Understanding Parent Participation in the Postsecondary Education of Students with Autism Spectrum Disorder
thesisposted on 01.05.2020, 00:00 by Cheryl Widman
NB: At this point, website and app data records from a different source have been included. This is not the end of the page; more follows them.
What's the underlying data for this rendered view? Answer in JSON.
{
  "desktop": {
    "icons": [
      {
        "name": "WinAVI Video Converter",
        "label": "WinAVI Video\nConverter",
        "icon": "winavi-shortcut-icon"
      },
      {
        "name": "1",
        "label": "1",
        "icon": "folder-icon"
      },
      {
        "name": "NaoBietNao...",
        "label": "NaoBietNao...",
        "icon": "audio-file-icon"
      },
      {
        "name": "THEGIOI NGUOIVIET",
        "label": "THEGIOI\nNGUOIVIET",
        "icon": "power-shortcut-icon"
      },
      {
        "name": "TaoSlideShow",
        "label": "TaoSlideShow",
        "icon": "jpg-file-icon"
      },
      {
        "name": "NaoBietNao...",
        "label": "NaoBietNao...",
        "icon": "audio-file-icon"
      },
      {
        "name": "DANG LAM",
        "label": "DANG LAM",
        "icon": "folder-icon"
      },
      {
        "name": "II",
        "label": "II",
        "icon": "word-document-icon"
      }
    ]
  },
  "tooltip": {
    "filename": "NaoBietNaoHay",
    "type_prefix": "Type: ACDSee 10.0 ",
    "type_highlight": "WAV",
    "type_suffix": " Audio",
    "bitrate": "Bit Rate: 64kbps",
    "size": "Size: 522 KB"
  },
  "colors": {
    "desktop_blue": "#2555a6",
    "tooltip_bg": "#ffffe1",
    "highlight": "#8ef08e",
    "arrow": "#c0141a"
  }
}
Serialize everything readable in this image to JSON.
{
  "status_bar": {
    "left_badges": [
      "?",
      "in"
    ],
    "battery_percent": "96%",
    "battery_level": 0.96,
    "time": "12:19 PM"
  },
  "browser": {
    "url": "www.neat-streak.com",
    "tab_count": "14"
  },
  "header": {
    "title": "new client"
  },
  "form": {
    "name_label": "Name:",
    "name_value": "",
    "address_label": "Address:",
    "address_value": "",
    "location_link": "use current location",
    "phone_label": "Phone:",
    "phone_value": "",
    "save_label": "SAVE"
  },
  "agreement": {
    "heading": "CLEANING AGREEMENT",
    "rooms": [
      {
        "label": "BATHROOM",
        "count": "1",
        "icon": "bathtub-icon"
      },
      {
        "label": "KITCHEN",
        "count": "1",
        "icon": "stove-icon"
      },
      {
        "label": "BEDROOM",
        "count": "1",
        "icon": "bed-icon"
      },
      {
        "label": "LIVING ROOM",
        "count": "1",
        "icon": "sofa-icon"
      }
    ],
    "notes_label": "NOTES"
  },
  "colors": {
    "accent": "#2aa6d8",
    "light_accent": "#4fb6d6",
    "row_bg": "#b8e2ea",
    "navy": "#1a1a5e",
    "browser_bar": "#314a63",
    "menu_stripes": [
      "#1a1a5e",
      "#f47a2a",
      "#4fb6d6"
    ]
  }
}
Of the 50,000 youth with Autism Spectrum Disorder (ASD) who achieve adulthood each year, the National Autism Indicators Report disclosed that 36% attend a postsecondary school. Among these, an 80% majority, attended 2-year colleges and 11% attended 4-year colleges (Roux et al., 2015a, 2015b). A systematic review of the literature exposed a gap with respect to the participation of parents of postsecondary students with ASD, a best practice in primary and secondary education. To understand parent participation in the postsecondary education of their students with ASD, I designed a mixed-methods research study examining three domains of support, autonomy, social integration, and stress/emotional relief. An online dichotomous survey of 45 questions plus 14 open-ended questions collected data contemporaneously from 45 parents. Construct validity as measured through Mokken Scale Analysis rated strongest for social integration with the scalability coefficient H=.39 and standard error of .08, with KR-20 analysis confirming high reliability of .76 for internal consistency. Quantitative and qualitative results triangulated, with academic and executive function support emerging as additional domains of participation exposed through qualitative elaboration. To generalize, parents were fostering skills which fall under the rubric of self-determination, the development of which is delayed beyond young adulthood among individuals with ASD, particularly skills associated with executive function. Further testing of the dichotomous instrument with larger sample sizes is warranted and suggested.